* _About this task_
Look for the word "start" in the entries and copy each line where it appears.

* _Entries provided_
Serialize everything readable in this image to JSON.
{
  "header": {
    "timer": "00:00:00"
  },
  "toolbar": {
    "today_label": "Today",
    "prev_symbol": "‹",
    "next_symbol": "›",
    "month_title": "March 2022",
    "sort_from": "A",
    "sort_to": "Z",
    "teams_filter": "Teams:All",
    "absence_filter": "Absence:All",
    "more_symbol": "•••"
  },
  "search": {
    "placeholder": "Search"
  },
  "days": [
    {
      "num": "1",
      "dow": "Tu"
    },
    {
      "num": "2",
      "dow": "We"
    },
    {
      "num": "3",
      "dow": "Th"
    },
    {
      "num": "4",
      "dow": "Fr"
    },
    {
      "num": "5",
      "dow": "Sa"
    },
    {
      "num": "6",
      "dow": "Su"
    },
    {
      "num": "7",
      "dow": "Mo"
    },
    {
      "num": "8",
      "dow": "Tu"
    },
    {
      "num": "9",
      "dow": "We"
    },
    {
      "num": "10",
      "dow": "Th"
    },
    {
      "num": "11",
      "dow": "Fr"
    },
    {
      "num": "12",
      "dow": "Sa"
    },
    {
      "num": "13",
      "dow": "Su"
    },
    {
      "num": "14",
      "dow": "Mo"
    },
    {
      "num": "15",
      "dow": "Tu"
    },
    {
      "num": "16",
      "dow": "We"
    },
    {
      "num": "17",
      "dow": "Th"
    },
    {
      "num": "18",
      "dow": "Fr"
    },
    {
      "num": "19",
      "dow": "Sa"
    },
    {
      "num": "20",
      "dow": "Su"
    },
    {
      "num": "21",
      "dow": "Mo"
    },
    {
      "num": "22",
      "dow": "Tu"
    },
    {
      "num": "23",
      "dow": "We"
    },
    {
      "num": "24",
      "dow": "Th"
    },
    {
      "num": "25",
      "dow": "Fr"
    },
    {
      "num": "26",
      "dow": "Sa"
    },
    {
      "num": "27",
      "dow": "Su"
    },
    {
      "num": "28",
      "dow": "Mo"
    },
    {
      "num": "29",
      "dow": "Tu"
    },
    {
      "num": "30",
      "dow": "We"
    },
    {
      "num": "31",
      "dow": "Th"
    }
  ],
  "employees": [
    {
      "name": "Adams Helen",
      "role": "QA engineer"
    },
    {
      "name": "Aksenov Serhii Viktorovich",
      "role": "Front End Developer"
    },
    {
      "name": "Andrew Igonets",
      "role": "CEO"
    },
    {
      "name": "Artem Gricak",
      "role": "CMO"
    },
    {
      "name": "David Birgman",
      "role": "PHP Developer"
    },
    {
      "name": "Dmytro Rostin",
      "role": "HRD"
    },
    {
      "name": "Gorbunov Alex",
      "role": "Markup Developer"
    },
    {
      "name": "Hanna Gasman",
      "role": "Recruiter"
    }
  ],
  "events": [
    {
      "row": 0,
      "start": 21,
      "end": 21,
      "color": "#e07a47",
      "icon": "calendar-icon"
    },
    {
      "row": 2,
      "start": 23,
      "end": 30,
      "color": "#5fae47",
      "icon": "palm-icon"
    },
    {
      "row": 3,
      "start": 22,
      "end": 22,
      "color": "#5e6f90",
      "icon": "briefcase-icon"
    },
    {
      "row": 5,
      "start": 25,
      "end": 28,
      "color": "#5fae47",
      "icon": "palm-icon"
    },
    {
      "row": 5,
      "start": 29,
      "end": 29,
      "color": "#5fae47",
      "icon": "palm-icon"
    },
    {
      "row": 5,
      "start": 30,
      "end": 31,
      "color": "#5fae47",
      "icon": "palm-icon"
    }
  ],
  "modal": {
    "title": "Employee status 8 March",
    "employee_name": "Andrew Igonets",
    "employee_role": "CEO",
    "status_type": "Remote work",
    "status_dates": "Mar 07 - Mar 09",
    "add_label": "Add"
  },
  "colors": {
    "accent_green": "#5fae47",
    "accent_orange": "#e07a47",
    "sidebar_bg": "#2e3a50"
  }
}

* _Output for this exercise_
      "start": 21,
      "start": 23,
      "start": 22,
      "start": 25,
      "start": 29,
      "start": 30,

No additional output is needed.